13 Then Jesus came from Galilee to the Jordan to John, to be baptized by him. 14 John would have prevented him, saying, “I need to be baptized by you, and do you come to me?” 15 But Jesus answered him, “Let it be so now, for thus it is fitting for us to fulfill all righteousness.” Then he consented. 16 And when Jesus was baptized, immediately he went up from the water, and behold, the heavens were opened to him, and he saw the Spirit of God descending like a dove and coming to rest on him; 17 and behold, a voice from heaven said, “This is my beloved Son, with whom I am well pleased.”

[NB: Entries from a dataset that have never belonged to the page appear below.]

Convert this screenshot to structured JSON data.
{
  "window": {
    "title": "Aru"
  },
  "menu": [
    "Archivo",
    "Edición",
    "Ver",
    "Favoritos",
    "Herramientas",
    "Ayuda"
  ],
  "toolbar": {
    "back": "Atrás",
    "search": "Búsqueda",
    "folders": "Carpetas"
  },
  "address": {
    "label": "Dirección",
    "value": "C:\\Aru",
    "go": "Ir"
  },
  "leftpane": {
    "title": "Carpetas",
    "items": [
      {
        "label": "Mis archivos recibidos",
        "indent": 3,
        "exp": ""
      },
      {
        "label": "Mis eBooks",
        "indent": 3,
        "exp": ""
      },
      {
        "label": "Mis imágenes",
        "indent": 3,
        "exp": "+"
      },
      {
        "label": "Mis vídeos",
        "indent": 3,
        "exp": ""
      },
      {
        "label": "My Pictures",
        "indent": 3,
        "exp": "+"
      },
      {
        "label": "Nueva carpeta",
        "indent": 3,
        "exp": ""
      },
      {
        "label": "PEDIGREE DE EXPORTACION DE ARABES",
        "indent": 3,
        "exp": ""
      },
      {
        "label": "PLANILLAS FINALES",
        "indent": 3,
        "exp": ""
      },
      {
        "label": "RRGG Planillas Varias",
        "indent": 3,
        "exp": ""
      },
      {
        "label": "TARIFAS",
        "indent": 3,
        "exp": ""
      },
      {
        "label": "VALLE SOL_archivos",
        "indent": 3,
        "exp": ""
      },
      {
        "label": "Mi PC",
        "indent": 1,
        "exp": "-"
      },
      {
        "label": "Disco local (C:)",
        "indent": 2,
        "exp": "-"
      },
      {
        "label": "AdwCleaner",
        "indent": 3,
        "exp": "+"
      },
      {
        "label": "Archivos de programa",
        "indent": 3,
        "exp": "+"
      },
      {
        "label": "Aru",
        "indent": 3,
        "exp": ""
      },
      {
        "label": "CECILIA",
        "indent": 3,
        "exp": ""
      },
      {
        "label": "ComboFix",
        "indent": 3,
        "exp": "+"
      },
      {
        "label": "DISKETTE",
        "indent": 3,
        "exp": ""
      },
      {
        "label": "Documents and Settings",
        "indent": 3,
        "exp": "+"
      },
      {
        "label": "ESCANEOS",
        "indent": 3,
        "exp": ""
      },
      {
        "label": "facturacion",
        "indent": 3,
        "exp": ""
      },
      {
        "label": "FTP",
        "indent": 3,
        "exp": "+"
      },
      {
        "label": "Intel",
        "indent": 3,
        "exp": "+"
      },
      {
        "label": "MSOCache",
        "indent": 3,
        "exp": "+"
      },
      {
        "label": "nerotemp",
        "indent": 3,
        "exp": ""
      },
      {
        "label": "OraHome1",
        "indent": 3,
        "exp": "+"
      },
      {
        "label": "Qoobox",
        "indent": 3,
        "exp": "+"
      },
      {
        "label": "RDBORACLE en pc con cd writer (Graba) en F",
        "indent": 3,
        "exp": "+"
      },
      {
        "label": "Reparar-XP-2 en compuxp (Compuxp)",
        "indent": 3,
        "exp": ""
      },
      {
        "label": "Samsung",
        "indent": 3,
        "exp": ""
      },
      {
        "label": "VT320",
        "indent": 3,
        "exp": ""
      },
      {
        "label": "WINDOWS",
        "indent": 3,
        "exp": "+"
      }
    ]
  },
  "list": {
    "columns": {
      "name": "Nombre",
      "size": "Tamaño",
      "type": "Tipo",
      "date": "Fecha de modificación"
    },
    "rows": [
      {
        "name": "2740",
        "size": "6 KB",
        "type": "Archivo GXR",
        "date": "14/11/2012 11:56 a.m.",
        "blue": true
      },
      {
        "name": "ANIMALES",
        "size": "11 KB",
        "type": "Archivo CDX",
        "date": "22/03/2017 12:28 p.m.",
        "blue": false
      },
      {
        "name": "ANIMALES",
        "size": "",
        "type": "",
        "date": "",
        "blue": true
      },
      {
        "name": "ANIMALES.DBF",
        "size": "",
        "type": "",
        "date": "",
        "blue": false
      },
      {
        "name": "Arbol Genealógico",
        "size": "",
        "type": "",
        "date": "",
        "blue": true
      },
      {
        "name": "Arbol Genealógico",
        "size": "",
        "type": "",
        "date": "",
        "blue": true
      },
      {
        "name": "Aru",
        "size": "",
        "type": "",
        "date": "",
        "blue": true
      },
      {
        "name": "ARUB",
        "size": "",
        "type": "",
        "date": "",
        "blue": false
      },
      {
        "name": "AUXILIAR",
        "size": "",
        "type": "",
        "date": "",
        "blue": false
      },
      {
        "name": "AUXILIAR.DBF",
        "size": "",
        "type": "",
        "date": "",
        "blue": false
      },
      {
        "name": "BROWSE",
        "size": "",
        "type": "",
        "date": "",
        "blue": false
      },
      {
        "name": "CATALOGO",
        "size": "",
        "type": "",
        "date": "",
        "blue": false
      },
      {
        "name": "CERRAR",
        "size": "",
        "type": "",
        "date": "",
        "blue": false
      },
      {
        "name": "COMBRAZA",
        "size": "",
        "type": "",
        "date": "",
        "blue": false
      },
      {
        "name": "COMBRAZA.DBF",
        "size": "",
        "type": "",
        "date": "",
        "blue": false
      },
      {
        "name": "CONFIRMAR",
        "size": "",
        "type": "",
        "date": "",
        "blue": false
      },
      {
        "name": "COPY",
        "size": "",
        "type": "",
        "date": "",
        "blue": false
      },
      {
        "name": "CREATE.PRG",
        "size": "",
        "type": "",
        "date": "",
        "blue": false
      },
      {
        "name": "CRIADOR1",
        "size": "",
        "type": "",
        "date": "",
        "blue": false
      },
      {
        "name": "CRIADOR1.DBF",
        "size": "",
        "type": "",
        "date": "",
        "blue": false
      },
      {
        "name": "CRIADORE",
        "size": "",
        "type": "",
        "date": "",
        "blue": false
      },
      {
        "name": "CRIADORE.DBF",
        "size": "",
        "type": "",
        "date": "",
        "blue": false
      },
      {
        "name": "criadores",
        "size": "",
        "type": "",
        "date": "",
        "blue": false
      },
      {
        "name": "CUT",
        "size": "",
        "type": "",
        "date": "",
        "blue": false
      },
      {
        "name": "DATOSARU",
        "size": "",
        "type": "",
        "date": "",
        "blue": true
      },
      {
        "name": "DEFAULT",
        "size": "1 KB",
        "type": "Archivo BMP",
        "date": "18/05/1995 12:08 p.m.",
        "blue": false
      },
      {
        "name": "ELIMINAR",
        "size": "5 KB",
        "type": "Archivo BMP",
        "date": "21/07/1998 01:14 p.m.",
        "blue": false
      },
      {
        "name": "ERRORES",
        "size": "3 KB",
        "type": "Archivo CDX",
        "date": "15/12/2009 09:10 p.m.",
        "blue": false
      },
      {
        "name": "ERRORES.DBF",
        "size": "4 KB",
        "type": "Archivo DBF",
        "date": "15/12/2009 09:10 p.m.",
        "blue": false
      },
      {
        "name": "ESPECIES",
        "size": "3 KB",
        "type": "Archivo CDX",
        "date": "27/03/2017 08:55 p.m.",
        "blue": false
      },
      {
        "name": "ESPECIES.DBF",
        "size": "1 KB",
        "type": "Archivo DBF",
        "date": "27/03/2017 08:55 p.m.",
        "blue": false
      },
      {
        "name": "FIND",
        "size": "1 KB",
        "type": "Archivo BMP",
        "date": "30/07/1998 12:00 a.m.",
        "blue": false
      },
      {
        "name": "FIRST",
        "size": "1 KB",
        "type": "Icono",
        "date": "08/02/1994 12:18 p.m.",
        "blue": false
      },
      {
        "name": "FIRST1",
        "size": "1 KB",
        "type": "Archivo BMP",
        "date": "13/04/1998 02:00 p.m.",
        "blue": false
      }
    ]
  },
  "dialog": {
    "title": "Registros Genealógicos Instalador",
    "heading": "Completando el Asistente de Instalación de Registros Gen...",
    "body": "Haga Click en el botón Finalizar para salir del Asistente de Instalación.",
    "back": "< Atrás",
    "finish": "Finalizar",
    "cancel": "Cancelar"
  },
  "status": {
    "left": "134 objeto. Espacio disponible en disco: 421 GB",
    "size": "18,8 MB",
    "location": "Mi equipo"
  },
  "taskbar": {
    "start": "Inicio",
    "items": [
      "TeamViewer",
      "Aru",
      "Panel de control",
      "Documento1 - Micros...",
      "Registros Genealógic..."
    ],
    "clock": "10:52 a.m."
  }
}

What is Jesus doing in that line of sinners, waiting to repent in the waters of John’s baptism those many years ago? He had no sins to repent of. After all, He was and is the sinless Son of God. John quite properly asks the question of Jesus, “You come to me?” Jesus’ answer is both strange and powerful. Somehow this fulfills all righteousness.
The solution to John’s and our perplexity lies in Paul’s second letter to the Corinthians, at the very end of chapter 5, verse 21 “For our sake he made him to be sin who knew no sin, so that in him we might become the righteousness of God.” Jesus is in that line because he, more than anyone, needs to be in that line. He has no sin of His own, but He has taken the sins of the whole world on His shoulders. God made Him to be sin itself. The fact of the matter is, I am terrible at repenting. I sometimes get it somewhat right, but most of the time there is that wicked fellow who lurks in me who secretly loves the sin. I am looking forward to the day he dies and only my regenerate self is raised to new life. For now, however, I have a great comfort. Jesus has taken my sins and properly repented of them. He has stood with my sins on His shoulders and repented, fully, completely, and without any half-measures. He has done this for me and you.